A recent story of contact tracing in rural Illinois illustrates how a single community gathering can lead directly to infections in a skilled nursing facility, and the challenges associated with reopening to public events.

In early February 2021, the Illinois Health Department received word that COVID-19 infections had suddenly doubled in a rural county. Staff members were sent to perform routine contract tracing, and identified a cluster of cases linked to an indoor opening event at a bar. Infections were found among people who had either attended the event or who had close contact with an attendee during the 14 days before they noticed symptoms, or the testing date.

One bar opening attendee was a certified nursing assistant who worked at an area long-term care facility. This person was asymptomatic, but tested positive for COVID-19 when the facility performed routine testing four days after the event. This spurred the facility to test all residents and staff members, and it found secondary cases in one staff member and two residents who had close contact with the CNA, reported Wayne A. Duffus, M.D., Ph.D., of the Illinois Department of Public Health.

The result was that one resident was hospitalized on Feb. 20, within 14 days of testing positive for COVID-19. The resident was discharged the same day.

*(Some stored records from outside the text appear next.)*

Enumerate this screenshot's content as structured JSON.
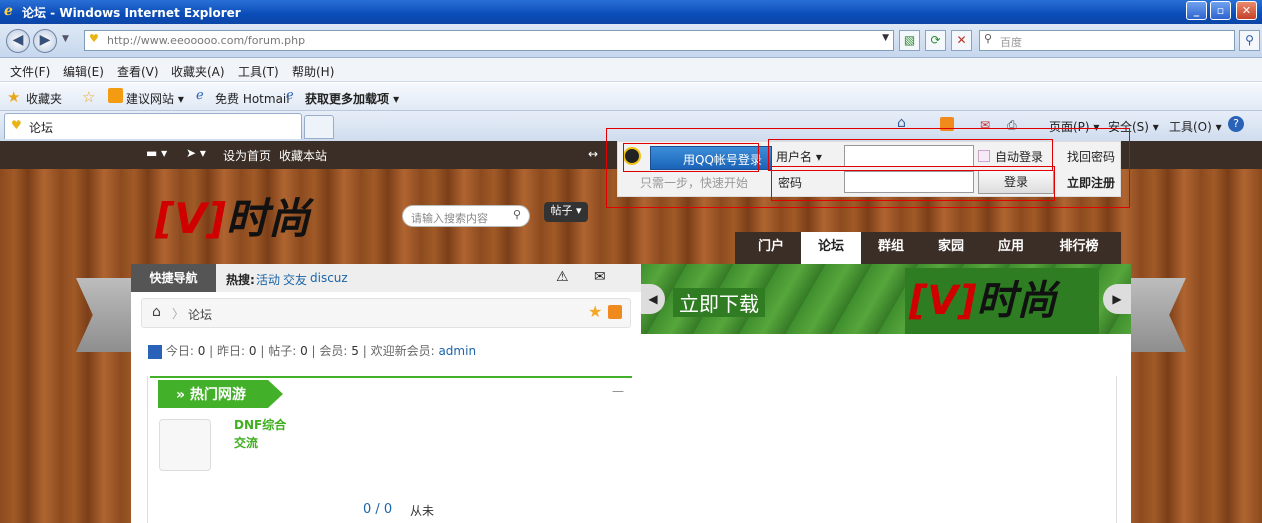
{
  "window": {
    "title": "论坛 - Windows Internet Explorer"
  },
  "address": {
    "url": "http://www.eeooooo.com/forum.php",
    "search_placeholder": "百度"
  },
  "menu": [
    "文件(F)",
    "编辑(E)",
    "查看(V)",
    "收藏夹(A)",
    "工具(T)",
    "帮助(H)"
  ],
  "favorites": {
    "label": "收藏夹",
    "items": [
      "建议网站 ▾",
      "免费 Hotmail",
      "获取更多加载项 ▾"
    ]
  },
  "tab": {
    "label": "论坛"
  },
  "commands": [
    "页面(P) ▾",
    "安全(S) ▾",
    "工具(O) ▾"
  ],
  "topbar": {
    "set_home": "设为首页",
    "bookmark": "收藏本站"
  },
  "login": {
    "qq_button": "用QQ帐号登录",
    "qq_hint": "只需一步，快速开始",
    "username_label": "用户名 ▾",
    "password_label": "密码",
    "auto_login": "自动登录",
    "login_button": "登录",
    "find_password": "找回密码",
    "register": "立即注册"
  },
  "logo": {
    "text": "时尚",
    "v": "[V]"
  },
  "site_search": {
    "placeholder": "请输入搜索内容",
    "type": "帖子 ▾"
  },
  "nav": [
    "门户",
    "论坛",
    "群组",
    "家园",
    "应用",
    "排行榜"
  ],
  "quicknav": "快捷导航",
  "hot": {
    "label": "热搜:",
    "items": [
      "活动",
      "交友",
      "discuz"
    ]
  },
  "breadcrumb": "论坛",
  "banner": {
    "download": "立即下载",
    "logo_v": "[V]",
    "logo_text": "时尚"
  },
  "stats": {
    "today_label": "今日:",
    "today": "0",
    "yesterday_label": "昨日:",
    "yesterday": "0",
    "posts_label": "帖子:",
    "posts": "0",
    "members_label": "会员:",
    "members": "5",
    "welcome_label": "欢迎新会员:",
    "welcome_user": "admin"
  },
  "section": {
    "title": "» 热门网游",
    "forum_name": "DNF综合交流",
    "counts": "0 / 0",
    "last_post": "从未"
  }
}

All four infected staff members and residents previously had been offered the COVID-19 vaccine, but none had been vaccinated, Duffus and colleagues wrote.

Among the 29 people known to have worked at or attended the bar opening, four reported having had COVID-19–like symptoms on the day of the event. It is known that the bar was not open to outside air, but information was not collected on whether patrons and staff members were practicing COVID-19 mitigation measures. In addition, interviews were voluntary, and it is unlikely that all secondary cases were counted, so the full extent of the outbreak is unknown, the authors noted.

The outbreak also led to secondary cases among household and school contacts, resulting in one school closure that affected 650 students.

The findings provide a snapshot of the issues faced by public health officials and business owners attempting safe reopenings during the pandemic, the authors wrote. Businesses can work with local health officials to promote behaviors and maintain environments that reduce the risk for SARS-CoV-2 transmission, they concluded. 

Full findings were published April 5 in the CDC’s Morbidity and Mortality Weekly Report.